With the pictures set aside, reproduce each entry precisely as it reads.
─── Data in this exercise
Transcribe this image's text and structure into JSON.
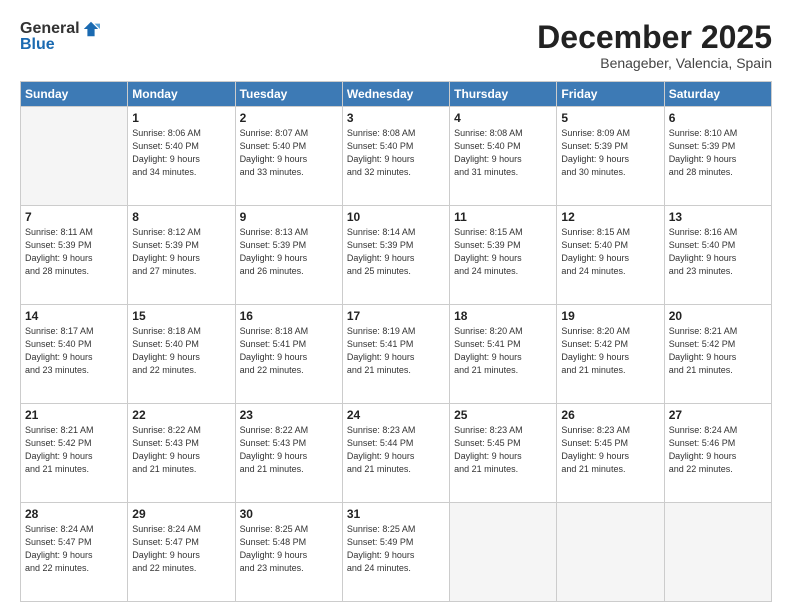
{
  "header": {
    "logo_general": "General",
    "logo_blue": "Blue",
    "month": "December 2025",
    "location": "Benageber, Valencia, Spain"
  },
  "days_of_week": [
    "Sunday",
    "Monday",
    "Tuesday",
    "Wednesday",
    "Thursday",
    "Friday",
    "Saturday"
  ],
  "weeks": [
    [
      {
        "day": "",
        "info": ""
      },
      {
        "day": "1",
        "info": "Sunrise: 8:06 AM\nSunset: 5:40 PM\nDaylight: 9 hours\nand 34 minutes."
      },
      {
        "day": "2",
        "info": "Sunrise: 8:07 AM\nSunset: 5:40 PM\nDaylight: 9 hours\nand 33 minutes."
      },
      {
        "day": "3",
        "info": "Sunrise: 8:08 AM\nSunset: 5:40 PM\nDaylight: 9 hours\nand 32 minutes."
      },
      {
        "day": "4",
        "info": "Sunrise: 8:08 AM\nSunset: 5:40 PM\nDaylight: 9 hours\nand 31 minutes."
      },
      {
        "day": "5",
        "info": "Sunrise: 8:09 AM\nSunset: 5:39 PM\nDaylight: 9 hours\nand 30 minutes."
      },
      {
        "day": "6",
        "info": "Sunrise: 8:10 AM\nSunset: 5:39 PM\nDaylight: 9 hours\nand 28 minutes."
      }
    ],
    [
      {
        "day": "7",
        "info": "Sunrise: 8:11 AM\nSunset: 5:39 PM\nDaylight: 9 hours\nand 28 minutes."
      },
      {
        "day": "8",
        "info": "Sunrise: 8:12 AM\nSunset: 5:39 PM\nDaylight: 9 hours\nand 27 minutes."
      },
      {
        "day": "9",
        "info": "Sunrise: 8:13 AM\nSunset: 5:39 PM\nDaylight: 9 hours\nand 26 minutes."
      },
      {
        "day": "10",
        "info": "Sunrise: 8:14 AM\nSunset: 5:39 PM\nDaylight: 9 hours\nand 25 minutes."
      },
      {
        "day": "11",
        "info": "Sunrise: 8:15 AM\nSunset: 5:39 PM\nDaylight: 9 hours\nand 24 minutes."
      },
      {
        "day": "12",
        "info": "Sunrise: 8:15 AM\nSunset: 5:40 PM\nDaylight: 9 hours\nand 24 minutes."
      },
      {
        "day": "13",
        "info": "Sunrise: 8:16 AM\nSunset: 5:40 PM\nDaylight: 9 hours\nand 23 minutes."
      }
    ],
    [
      {
        "day": "14",
        "info": "Sunrise: 8:17 AM\nSunset: 5:40 PM\nDaylight: 9 hours\nand 23 minutes."
      },
      {
        "day": "15",
        "info": "Sunrise: 8:18 AM\nSunset: 5:40 PM\nDaylight: 9 hours\nand 22 minutes."
      },
      {
        "day": "16",
        "info": "Sunrise: 8:18 AM\nSunset: 5:41 PM\nDaylight: 9 hours\nand 22 minutes."
      },
      {
        "day": "17",
        "info": "Sunrise: 8:19 AM\nSunset: 5:41 PM\nDaylight: 9 hours\nand 21 minutes."
      },
      {
        "day": "18",
        "info": "Sunrise: 8:20 AM\nSunset: 5:41 PM\nDaylight: 9 hours\nand 21 minutes."
      },
      {
        "day": "19",
        "info": "Sunrise: 8:20 AM\nSunset: 5:42 PM\nDaylight: 9 hours\nand 21 minutes."
      },
      {
        "day": "20",
        "info": "Sunrise: 8:21 AM\nSunset: 5:42 PM\nDaylight: 9 hours\nand 21 minutes."
      }
    ],
    [
      {
        "day": "21",
        "info": "Sunrise: 8:21 AM\nSunset: 5:42 PM\nDaylight: 9 hours\nand 21 minutes."
      },
      {
        "day": "22",
        "info": "Sunrise: 8:22 AM\nSunset: 5:43 PM\nDaylight: 9 hours\nand 21 minutes."
      },
      {
        "day": "23",
        "info": "Sunrise: 8:22 AM\nSunset: 5:43 PM\nDaylight: 9 hours\nand 21 minutes."
      },
      {
        "day": "24",
        "info": "Sunrise: 8:23 AM\nSunset: 5:44 PM\nDaylight: 9 hours\nand 21 minutes."
      },
      {
        "day": "25",
        "info": "Sunrise: 8:23 AM\nSunset: 5:45 PM\nDaylight: 9 hours\nand 21 minutes."
      },
      {
        "day": "26",
        "info": "Sunrise: 8:23 AM\nSunset: 5:45 PM\nDaylight: 9 hours\nand 21 minutes."
      },
      {
        "day": "27",
        "info": "Sunrise: 8:24 AM\nSunset: 5:46 PM\nDaylight: 9 hours\nand 22 minutes."
      }
    ],
    [
      {
        "day": "28",
        "info": "Sunrise: 8:24 AM\nSunset: 5:47 PM\nDaylight: 9 hours\nand 22 minutes."
      },
      {
        "day": "29",
        "info": "Sunrise: 8:24 AM\nSunset: 5:47 PM\nDaylight: 9 hours\nand 22 minutes."
      },
      {
        "day": "30",
        "info": "Sunrise: 8:25 AM\nSunset: 5:48 PM\nDaylight: 9 hours\nand 23 minutes."
      },
      {
        "day": "31",
        "info": "Sunrise: 8:25 AM\nSunset: 5:49 PM\nDaylight: 9 hours\nand 24 minutes."
      },
      {
        "day": "",
        "info": ""
      },
      {
        "day": "",
        "info": ""
      },
      {
        "day": "",
        "info": ""
      }
    ]
  ]
}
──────
Solution to this problem –
Transcribe this image's text and structure into JSON.
{
  "header": {
    "logo_general": "General",
    "logo_blue": "Blue",
    "month": "December 2025",
    "location": "Benageber, Valencia, Spain"
  },
  "days_of_week": [
    "Sunday",
    "Monday",
    "Tuesday",
    "Wednesday",
    "Thursday",
    "Friday",
    "Saturday"
  ],
  "weeks": [
    [
      {
        "day": "",
        "info": ""
      },
      {
        "day": "1",
        "info": "Sunrise: 8:06 AM\nSunset: 5:40 PM\nDaylight: 9 hours\nand 34 minutes."
      },
      {
        "day": "2",
        "info": "Sunrise: 8:07 AM\nSunset: 5:40 PM\nDaylight: 9 hours\nand 33 minutes."
      },
      {
        "day": "3",
        "info": "Sunrise: 8:08 AM\nSunset: 5:40 PM\nDaylight: 9 hours\nand 32 minutes."
      },
      {
        "day": "4",
        "info": "Sunrise: 8:08 AM\nSunset: 5:40 PM\nDaylight: 9 hours\nand 31 minutes."
      },
      {
        "day": "5",
        "info": "Sunrise: 8:09 AM\nSunset: 5:39 PM\nDaylight: 9 hours\nand 30 minutes."
      },
      {
        "day": "6",
        "info": "Sunrise: 8:10 AM\nSunset: 5:39 PM\nDaylight: 9 hours\nand 28 minutes."
      }
    ],
    [
      {
        "day": "7",
        "info": "Sunrise: 8:11 AM\nSunset: 5:39 PM\nDaylight: 9 hours\nand 28 minutes."
      },
      {
        "day": "8",
        "info": "Sunrise: 8:12 AM\nSunset: 5:39 PM\nDaylight: 9 hours\nand 27 minutes."
      },
      {
        "day": "9",
        "info": "Sunrise: 8:13 AM\nSunset: 5:39 PM\nDaylight: 9 hours\nand 26 minutes."
      },
      {
        "day": "10",
        "info": "Sunrise: 8:14 AM\nSunset: 5:39 PM\nDaylight: 9 hours\nand 25 minutes."
      },
      {
        "day": "11",
        "info": "Sunrise: 8:15 AM\nSunset: 5:39 PM\nDaylight: 9 hours\nand 24 minutes."
      },
      {
        "day": "12",
        "info": "Sunrise: 8:15 AM\nSunset: 5:40 PM\nDaylight: 9 hours\nand 24 minutes."
      },
      {
        "day": "13",
        "info": "Sunrise: 8:16 AM\nSunset: 5:40 PM\nDaylight: 9 hours\nand 23 minutes."
      }
    ],
    [
      {
        "day": "14",
        "info": "Sunrise: 8:17 AM\nSunset: 5:40 PM\nDaylight: 9 hours\nand 23 minutes."
      },
      {
        "day": "15",
        "info": "Sunrise: 8:18 AM\nSunset: 5:40 PM\nDaylight: 9 hours\nand 22 minutes."
      },
      {
        "day": "16",
        "info": "Sunrise: 8:18 AM\nSunset: 5:41 PM\nDaylight: 9 hours\nand 22 minutes."
      },
      {
        "day": "17",
        "info": "Sunrise: 8:19 AM\nSunset: 5:41 PM\nDaylight: 9 hours\nand 21 minutes."
      },
      {
        "day": "18",
        "info": "Sunrise: 8:20 AM\nSunset: 5:41 PM\nDaylight: 9 hours\nand 21 minutes."
      },
      {
        "day": "19",
        "info": "Sunrise: 8:20 AM\nSunset: 5:42 PM\nDaylight: 9 hours\nand 21 minutes."
      },
      {
        "day": "20",
        "info": "Sunrise: 8:21 AM\nSunset: 5:42 PM\nDaylight: 9 hours\nand 21 minutes."
      }
    ],
    [
      {
        "day": "21",
        "info": "Sunrise: 8:21 AM\nSunset: 5:42 PM\nDaylight: 9 hours\nand 21 minutes."
      },
      {
        "day": "22",
        "info": "Sunrise: 8:22 AM\nSunset: 5:43 PM\nDaylight: 9 hours\nand 21 minutes."
      },
      {
        "day": "23",
        "info": "Sunrise: 8:22 AM\nSunset: 5:43 PM\nDaylight: 9 hours\nand 21 minutes."
      },
      {
        "day": "24",
        "info": "Sunrise: 8:23 AM\nSunset: 5:44 PM\nDaylight: 9 hours\nand 21 minutes."
      },
      {
        "day": "25",
        "info": "Sunrise: 8:23 AM\nSunset: 5:45 PM\nDaylight: 9 hours\nand 21 minutes."
      },
      {
        "day": "26",
        "info": "Sunrise: 8:23 AM\nSunset: 5:45 PM\nDaylight: 9 hours\nand 21 minutes."
      },
      {
        "day": "27",
        "info": "Sunrise: 8:24 AM\nSunset: 5:46 PM\nDaylight: 9 hours\nand 22 minutes."
      }
    ],
    [
      {
        "day": "28",
        "info": "Sunrise: 8:24 AM\nSunset: 5:47 PM\nDaylight: 9 hours\nand 22 minutes."
      },
      {
        "day": "29",
        "info": "Sunrise: 8:24 AM\nSunset: 5:47 PM\nDaylight: 9 hours\nand 22 minutes."
      },
      {
        "day": "30",
        "info": "Sunrise: 8:25 AM\nSunset: 5:48 PM\nDaylight: 9 hours\nand 23 minutes."
      },
      {
        "day": "31",
        "info": "Sunrise: 8:25 AM\nSunset: 5:49 PM\nDaylight: 9 hours\nand 24 minutes."
      },
      {
        "day": "",
        "info": ""
      },
      {
        "day": "",
        "info": ""
      },
      {
        "day": "",
        "info": ""
      }
    ]
  ]
}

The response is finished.